Only in France does the campaign trail take you to such obscure corners of political philosophy.
In the canteen of a local primary school the other evening, a speaker representing the "Collective for a Left Wing 'No' " was earnestly explaining why French voters should reject the draft European Union (EU) Constitution at the referendum to be held at the end of this month.
The somewhat scruffy audience of intellectual-looking types, squeezed onto child-sized benches, listened attentively as he explained - article by detailed article - how the charter would tear apart France's treasured safety net of social protection in the name of a "liberal free- market economy."
As soon as he had finished, a member of the public leapt to his feet.
"What is wrong with liberalism?" he wanted to know. Another member of the public raised his hand. "What do we actually mean by liberalism?" he wondered. "Should we not refer instead to ultraliberalism?"
There followed, for several intellectually challenging minutes, a debate worthy of the Sorbonne about the relative merits of different schools of economic thought. John Stuart Mill's name was tossed out. Friedrich von Hayek, a fierce exponent of free- market capitalism, was vilified. References to wealth distribution flew.
None of this had much to do with the text of the Constitution, but that didn't matter. For the crowd in this room, incongruously decorated with children's paintings, one view mattered most: the Constitution made state intervention in the economy virtually impossible, and that was a bad thing.
Nothing could have been further from the minds of a very different audience that gathered the next evening in the tidy little village of Epone, 30 miles outside Paris, to hear Michèle Alliot-Marie, the energetic defense minister, lay out her case for a 'Yes' vote.

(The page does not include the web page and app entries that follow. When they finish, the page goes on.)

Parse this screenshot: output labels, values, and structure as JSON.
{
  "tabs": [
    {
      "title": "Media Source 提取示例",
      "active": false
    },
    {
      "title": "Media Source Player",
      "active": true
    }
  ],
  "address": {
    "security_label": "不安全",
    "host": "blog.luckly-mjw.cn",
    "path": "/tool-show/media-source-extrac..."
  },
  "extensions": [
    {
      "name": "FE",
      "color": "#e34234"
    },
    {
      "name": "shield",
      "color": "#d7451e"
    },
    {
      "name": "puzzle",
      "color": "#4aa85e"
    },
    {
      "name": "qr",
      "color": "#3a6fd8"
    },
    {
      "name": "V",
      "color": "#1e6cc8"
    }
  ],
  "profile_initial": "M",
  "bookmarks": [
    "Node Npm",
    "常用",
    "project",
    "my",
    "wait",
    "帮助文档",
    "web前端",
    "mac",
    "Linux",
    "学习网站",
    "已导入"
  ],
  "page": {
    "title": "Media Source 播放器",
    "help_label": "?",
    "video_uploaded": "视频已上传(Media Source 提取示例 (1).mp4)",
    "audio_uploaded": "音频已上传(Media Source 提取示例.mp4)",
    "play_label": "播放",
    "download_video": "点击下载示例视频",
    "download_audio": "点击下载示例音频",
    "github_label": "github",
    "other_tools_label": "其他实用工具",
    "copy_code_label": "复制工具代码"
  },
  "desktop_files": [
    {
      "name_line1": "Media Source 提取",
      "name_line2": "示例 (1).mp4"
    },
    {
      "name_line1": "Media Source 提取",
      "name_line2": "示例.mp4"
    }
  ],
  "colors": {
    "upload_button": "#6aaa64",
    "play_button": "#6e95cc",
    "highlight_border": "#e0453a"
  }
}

Dressed neatly and conservatively, the 350 businessmen, retirees, and other assorted supporters of the right-wing government were on their best behavior for their distinguished visitor.
They gave her a standing ovation as she bounced onto the stage of the new village hall and launched into a passionate defense of European unity, presenting the Constitution as a key building block for the Continent's future.
Like the left-wing enthusiasts the night before, Ms. Alliot-Marie was preaching to the converted. "Looking at the hall, I don't see many people who are likely to disagree with my ideas," she said.
But question time revealed the sort of doubts they harbored: worries about Turkey's eventual entry into the EU, the danger that EU law would override national legislation, fears for the future of agricultural subsidies to farmers.
One member of the audience, retired Army officer Raymond Barbey, said that Alliot-Marie had not cleared up all his doubts.
"I have not yet decided by any means how I will vote," he said. "There are still many things that offend me," about the Constitution.
To judge by Mr. Barbey's well thumbed copy of the text, he had at least read it carefully. That's no easy feat: The version sent to every voter's mailbox was 191 densely printed pages.
And its scope is dizzying, with everything from a sweeping preamble affirming human dignity, to a nit-picking protocol on the purchase of holiday homes in Denmark.
Most voters are less conscientious, and are apparently both confused and divided by the radically different interpretations that 'Yes' and 'No' proponents (themselves scattered across the political spectrum) are giving to the text.
The latest opinion polls show France split evenly down the middle, with both sides neck and neck, less than three weeks before the vote. With the outcome so uncertain, Alliot-Marie urged her listeners to carry the campaign into their homes and workplaces.
"You have to talk to your family, your friends, and your workmates - to convince them to vote 'Yes,' " she exhorted. "I am looking for votes one by one."